WRAP is now working on the other half of the equation – waste reduction. “We have spent the last year or so with projects gathering the benchmarks to produce the information that would allow us to identify typical wastage rates in different materials on different types of projects,” says Watson. “Data from other organisations that have produced guidance and information on waste and waste arriving on site is used as well.”
When complete, the waste management part of the toolkit will also identify five to 10 quick wins for contractors. “A quick win on the waste management side will be something that does not require a massive change in behaviour. It is something that can be done relatively easily and will make a significant impact without costing more. In fact, on the waste management side, it would lead to a cost saving.”
The tool enables contractors to easily identify the five to 10 top ‘quick wins’ that they can address on a particular project
This hard-nosed focus on cost is at the heart of the net waste method – and it is why the equation is based on the cost of materials bought or wasted, not their volume. “We measure by value because value is the motivator ultimately,” says Watson. “While waste is traditionally measured in tonnage on a site, value provides the key measure for commercial businesses.”
The tool will present the recycled content and waste management data as a balance sheet, so the main contractor can prioritise the changes that have the biggest impact on the bottom line. The costs of waste disposal, such as landfill tax and transport costs, are not included in the basic equation but are calculated by the tool so users have the data.
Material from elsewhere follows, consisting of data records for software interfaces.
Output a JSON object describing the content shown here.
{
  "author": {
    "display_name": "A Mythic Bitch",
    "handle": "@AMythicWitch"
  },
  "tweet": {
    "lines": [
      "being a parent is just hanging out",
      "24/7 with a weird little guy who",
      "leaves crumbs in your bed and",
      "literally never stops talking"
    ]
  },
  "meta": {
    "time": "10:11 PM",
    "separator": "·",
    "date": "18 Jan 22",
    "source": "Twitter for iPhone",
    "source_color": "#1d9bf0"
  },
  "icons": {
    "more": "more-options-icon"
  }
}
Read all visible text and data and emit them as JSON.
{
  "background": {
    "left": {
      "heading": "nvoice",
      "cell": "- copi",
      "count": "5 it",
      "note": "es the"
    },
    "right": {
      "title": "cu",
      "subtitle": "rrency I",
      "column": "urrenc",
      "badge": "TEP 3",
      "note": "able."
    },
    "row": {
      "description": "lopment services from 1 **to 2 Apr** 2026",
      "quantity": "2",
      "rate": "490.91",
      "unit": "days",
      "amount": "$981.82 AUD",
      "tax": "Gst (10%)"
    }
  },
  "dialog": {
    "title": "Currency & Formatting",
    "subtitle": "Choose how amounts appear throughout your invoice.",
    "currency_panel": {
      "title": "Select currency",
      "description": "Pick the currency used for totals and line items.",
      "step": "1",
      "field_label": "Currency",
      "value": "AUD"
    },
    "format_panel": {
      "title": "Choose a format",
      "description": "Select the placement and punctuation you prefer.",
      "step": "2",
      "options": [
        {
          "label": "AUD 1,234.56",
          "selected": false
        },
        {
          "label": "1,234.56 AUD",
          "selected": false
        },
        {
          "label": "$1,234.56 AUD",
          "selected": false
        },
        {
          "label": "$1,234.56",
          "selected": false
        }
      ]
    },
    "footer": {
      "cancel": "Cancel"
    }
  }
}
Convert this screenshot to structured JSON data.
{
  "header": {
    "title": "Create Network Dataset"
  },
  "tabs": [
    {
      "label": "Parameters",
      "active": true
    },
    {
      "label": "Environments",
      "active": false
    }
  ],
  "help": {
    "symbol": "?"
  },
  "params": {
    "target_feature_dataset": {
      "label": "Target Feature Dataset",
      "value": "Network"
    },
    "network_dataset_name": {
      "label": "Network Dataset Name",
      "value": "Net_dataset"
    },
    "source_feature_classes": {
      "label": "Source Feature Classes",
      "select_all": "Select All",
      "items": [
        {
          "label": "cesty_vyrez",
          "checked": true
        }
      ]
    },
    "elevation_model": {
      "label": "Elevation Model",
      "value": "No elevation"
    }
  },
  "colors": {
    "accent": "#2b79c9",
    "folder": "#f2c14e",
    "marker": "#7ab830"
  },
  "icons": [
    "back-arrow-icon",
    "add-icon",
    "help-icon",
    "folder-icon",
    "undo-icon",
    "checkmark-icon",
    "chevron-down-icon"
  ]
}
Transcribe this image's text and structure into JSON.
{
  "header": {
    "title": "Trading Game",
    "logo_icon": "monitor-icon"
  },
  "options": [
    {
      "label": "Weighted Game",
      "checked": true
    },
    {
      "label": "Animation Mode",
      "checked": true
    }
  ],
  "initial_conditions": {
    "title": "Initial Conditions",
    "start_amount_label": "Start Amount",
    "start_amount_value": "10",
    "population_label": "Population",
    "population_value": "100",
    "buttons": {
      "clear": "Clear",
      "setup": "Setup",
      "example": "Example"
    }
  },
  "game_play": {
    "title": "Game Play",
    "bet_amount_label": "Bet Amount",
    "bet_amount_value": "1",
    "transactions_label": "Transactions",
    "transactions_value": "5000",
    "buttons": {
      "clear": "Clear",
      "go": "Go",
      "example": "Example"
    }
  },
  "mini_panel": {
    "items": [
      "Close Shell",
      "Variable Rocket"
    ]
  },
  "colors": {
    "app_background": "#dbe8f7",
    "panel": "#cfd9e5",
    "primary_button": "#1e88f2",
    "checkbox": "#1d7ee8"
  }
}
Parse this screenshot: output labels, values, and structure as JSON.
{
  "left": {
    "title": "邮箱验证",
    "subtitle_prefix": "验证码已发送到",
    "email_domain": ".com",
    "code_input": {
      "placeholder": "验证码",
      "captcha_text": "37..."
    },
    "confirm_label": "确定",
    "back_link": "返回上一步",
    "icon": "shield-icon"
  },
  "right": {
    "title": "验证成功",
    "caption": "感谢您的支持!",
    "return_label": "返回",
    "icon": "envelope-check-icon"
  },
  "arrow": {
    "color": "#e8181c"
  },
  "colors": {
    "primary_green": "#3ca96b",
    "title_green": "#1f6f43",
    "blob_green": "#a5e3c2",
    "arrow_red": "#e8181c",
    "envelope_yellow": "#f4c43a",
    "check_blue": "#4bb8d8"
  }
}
Of course, the main contractor is not the only commercial business on site – this is a tool for the whole supply chain. “The main contractor needs to work with the designer and specifier,” says Watson. “At the design stage, it’s a case of identifying potential quick wins. When you move on to the detailed design, it’s about refining those to see what is available, what difference that will make.
“With waste management, once the areas to focus on have been identified, the main contractor pushes it onto the relevant subcontractor to make sure they are carrying out the actions.”
Once the project is complete, the entire supply chain can compare the real-life project outcome with the estimated performance on waste, and work out how to do better next time.
To make sure this works in practice, WRAP is trialling the net waste method on eight projects being developed and built by nine big names: Skanska, Bovis, Stanhope, Taylor Woodrow, Carillion, Wates, Balfour Beatty, Crest Nicholson and Willmott Dixon. “The case studies are just kicking off,” says Watson. “With Taylor Woodrow, it’s a housing project. Others are infrastructure. We wanted different kinds of projects. It may be that on certain types of project it’s more difficult to gather the data needed.” He will have the answers by October, when the case studies will be published and fed into the developing web tool.
Once the tool is up and running, WRAP will offer users in-house training, the same kind of bespoke in-house programme already available for the recycled content tool. It is mainly taken up by big companies – “generally large contractors who can put together a significant number of project managers”.
As the number of users rises, WRAP will get closer to its aim: that its net waste method will become the industry standard, giving contractors the data they need to compile site waste management plans or to hit targets for halving waste to landfill.
Ultimately, Watson hopes clients will adopt the method themselves. “That is the route we would like to see this go – a client sets the requirement for net waste to be measured and reduced. How it would work, ideally, is for a client to set that requirement in a tender or in a contract.” At that point, any contractors still not convinced would have no choice but to take notice.